[PROBLEM TO WORK ON] State how many lines in the material hold the string "productid"; nothing besides that number is expected.

[RECORDS SUPPLIED]
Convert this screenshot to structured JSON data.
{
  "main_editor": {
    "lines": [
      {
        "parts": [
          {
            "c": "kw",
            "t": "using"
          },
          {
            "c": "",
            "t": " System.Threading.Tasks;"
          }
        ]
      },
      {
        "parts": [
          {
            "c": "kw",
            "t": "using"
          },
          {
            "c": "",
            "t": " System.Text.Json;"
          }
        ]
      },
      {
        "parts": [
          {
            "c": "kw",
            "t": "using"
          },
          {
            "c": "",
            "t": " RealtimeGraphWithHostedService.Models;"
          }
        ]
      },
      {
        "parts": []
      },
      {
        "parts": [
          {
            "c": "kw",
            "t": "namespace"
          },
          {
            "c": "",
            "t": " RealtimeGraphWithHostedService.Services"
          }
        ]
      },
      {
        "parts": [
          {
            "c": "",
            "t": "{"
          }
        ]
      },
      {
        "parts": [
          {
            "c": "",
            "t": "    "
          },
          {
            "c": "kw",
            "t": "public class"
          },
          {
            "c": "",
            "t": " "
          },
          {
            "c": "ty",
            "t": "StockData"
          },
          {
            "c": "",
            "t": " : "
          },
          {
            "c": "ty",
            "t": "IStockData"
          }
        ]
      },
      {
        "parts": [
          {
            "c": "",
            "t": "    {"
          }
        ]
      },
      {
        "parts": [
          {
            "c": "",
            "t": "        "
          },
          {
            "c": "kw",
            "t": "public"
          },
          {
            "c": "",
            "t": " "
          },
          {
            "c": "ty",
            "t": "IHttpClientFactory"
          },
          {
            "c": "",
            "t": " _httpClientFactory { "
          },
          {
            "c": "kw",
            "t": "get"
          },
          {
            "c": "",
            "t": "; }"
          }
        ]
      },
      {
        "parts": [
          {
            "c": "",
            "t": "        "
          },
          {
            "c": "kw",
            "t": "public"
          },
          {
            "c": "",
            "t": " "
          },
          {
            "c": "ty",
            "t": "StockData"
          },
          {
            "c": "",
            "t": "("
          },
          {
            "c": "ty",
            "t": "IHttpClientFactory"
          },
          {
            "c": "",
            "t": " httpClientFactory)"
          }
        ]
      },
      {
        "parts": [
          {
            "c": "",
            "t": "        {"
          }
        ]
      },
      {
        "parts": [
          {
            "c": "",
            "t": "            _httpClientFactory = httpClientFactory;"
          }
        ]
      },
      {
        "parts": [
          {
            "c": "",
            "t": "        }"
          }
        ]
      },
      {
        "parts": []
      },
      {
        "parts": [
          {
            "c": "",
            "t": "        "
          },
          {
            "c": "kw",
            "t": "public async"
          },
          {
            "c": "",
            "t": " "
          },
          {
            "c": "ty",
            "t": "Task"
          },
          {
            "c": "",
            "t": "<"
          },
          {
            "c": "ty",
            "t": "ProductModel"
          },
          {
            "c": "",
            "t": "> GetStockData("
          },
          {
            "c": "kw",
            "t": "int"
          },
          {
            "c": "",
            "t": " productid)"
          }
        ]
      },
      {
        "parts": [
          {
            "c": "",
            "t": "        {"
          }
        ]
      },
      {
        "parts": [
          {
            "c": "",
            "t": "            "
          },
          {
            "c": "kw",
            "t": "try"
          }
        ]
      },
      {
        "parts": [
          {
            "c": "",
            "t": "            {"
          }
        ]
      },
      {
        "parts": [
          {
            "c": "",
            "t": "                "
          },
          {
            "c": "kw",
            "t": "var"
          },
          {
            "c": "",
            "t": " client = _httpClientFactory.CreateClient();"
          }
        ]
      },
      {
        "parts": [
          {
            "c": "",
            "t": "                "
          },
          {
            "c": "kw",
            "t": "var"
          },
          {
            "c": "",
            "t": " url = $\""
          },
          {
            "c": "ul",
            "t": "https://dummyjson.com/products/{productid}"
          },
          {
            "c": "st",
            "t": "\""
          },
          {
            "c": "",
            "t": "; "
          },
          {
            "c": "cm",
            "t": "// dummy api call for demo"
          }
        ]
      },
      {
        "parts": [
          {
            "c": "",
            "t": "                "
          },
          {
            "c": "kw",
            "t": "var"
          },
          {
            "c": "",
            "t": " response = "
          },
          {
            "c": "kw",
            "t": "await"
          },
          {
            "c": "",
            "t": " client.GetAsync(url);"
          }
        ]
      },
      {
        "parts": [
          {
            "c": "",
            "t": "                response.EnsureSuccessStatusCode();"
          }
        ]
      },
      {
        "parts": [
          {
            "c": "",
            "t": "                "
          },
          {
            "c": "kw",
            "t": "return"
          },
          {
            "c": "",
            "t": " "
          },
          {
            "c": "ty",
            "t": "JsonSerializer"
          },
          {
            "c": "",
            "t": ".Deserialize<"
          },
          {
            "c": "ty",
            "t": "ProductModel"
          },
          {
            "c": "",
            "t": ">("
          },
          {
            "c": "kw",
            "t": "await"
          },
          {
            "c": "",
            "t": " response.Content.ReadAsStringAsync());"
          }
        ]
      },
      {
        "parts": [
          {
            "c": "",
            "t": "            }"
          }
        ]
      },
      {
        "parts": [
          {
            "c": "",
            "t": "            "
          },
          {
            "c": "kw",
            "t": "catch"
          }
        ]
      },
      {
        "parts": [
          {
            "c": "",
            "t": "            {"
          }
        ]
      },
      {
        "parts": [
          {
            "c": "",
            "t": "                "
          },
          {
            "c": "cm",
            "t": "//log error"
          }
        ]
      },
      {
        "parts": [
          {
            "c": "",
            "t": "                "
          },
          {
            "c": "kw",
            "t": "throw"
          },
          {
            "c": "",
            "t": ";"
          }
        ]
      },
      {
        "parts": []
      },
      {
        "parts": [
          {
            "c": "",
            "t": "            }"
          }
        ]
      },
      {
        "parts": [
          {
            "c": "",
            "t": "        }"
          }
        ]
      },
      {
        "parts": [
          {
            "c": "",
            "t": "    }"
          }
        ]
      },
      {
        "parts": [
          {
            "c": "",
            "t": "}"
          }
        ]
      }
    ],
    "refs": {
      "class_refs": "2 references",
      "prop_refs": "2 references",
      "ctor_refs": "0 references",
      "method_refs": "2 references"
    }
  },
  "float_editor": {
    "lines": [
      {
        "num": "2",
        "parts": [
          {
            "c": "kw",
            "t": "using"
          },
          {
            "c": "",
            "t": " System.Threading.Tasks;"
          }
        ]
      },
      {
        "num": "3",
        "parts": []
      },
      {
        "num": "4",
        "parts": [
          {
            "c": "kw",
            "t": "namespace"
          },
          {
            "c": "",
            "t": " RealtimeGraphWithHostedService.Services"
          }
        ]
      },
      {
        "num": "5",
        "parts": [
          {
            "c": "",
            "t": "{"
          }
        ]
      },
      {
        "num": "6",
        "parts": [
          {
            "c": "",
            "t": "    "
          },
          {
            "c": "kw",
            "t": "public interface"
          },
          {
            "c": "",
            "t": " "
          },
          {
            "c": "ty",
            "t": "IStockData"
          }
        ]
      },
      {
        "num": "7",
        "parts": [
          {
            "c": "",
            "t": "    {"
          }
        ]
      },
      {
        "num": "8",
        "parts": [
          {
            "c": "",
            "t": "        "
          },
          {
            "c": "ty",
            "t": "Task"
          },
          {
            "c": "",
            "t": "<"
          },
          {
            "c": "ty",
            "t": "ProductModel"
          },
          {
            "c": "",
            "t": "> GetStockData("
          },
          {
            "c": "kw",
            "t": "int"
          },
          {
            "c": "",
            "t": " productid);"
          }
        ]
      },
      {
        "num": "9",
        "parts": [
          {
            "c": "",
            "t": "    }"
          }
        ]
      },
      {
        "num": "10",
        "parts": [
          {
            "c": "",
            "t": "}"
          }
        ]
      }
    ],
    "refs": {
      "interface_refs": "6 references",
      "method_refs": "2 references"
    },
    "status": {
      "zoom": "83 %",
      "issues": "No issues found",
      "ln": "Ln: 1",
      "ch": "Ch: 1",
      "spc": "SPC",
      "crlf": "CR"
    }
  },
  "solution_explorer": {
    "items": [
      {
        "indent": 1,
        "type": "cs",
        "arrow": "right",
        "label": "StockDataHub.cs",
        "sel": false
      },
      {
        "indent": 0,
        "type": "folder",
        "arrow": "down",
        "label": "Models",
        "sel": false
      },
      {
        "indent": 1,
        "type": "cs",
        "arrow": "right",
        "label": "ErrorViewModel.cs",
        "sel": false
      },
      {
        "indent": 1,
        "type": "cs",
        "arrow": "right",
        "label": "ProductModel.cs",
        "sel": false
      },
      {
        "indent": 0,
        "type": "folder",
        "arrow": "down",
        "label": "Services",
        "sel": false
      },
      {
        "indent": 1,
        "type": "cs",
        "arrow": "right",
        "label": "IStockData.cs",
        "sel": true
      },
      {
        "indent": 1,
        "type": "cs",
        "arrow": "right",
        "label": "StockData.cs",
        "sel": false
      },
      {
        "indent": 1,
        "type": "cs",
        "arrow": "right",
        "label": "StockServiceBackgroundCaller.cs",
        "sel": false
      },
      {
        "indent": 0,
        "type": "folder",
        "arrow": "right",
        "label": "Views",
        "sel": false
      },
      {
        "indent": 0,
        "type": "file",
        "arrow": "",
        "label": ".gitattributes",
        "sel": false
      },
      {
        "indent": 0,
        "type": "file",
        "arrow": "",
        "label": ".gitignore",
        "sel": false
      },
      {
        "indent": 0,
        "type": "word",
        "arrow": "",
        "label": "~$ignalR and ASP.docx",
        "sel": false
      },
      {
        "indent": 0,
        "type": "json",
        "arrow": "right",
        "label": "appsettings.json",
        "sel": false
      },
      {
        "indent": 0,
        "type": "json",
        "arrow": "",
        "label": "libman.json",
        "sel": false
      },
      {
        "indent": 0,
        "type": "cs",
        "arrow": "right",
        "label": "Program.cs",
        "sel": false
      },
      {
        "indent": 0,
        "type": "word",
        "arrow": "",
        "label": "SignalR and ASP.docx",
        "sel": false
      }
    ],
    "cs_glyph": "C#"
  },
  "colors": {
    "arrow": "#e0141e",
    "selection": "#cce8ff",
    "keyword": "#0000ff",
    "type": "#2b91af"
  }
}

[EXPECTED ANSWER] 3